● **What the exercise asks**: Going through the entries below, copy out each line that contains "apps".

● **Dataset excerpts**:

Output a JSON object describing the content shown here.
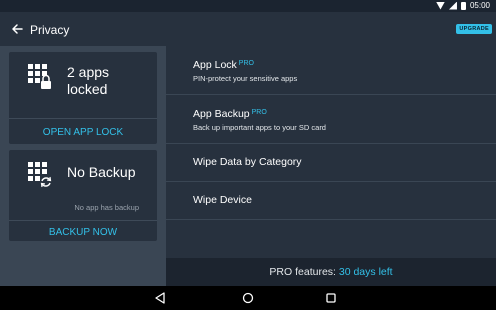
{
  "status_bar": {
    "time": "05:00",
    "icons": [
      "wifi-icon",
      "cell-signal-icon",
      "battery-icon"
    ]
  },
  "app_bar": {
    "title": "Privacy",
    "upgrade_label": "UPGRADE",
    "back_icon": "arrow-left-icon"
  },
  "cards": [
    {
      "value": "2 apps\nlocked",
      "value_line1": "2 apps",
      "value_line2": "locked",
      "subtext": "",
      "action_label": "OPEN APP LOCK",
      "icon": "grid-lock-icon"
    },
    {
      "value_line1": "No Backup",
      "subtext": "No app has backup",
      "action_label": "BACKUP NOW",
      "icon": "grid-sync-icon"
    }
  ],
  "menu": {
    "items": [
      {
        "title": "App Lock",
        "badge": "PRO",
        "subtitle": "PIN-protect your sensitive apps"
      },
      {
        "title": "App Backup",
        "badge": "PRO",
        "subtitle": "Back up important apps to your SD card"
      },
      {
        "title": "Wipe Data by Category"
      },
      {
        "title": "Wipe Device"
      }
    ]
  },
  "pro_banner": {
    "label": "PRO features:",
    "days": "30 days left"
  },
  "nav_bar": {
    "buttons": [
      "back-triangle-icon",
      "home-circle-icon",
      "recents-square-icon"
    ]
  },
  "colors": {
    "accent": "#33c0e8",
    "app_bar": "#27313e",
    "left_panel": "#3a4654",
    "banner": "#1c242f"
  }
}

● **Response**:
      "value": "2 apps\nlocked",
      "value_line1": "2 apps",
        "subtitle": "PIN-protect your sensitive apps"
        "subtitle": "Back up important apps to your SD card"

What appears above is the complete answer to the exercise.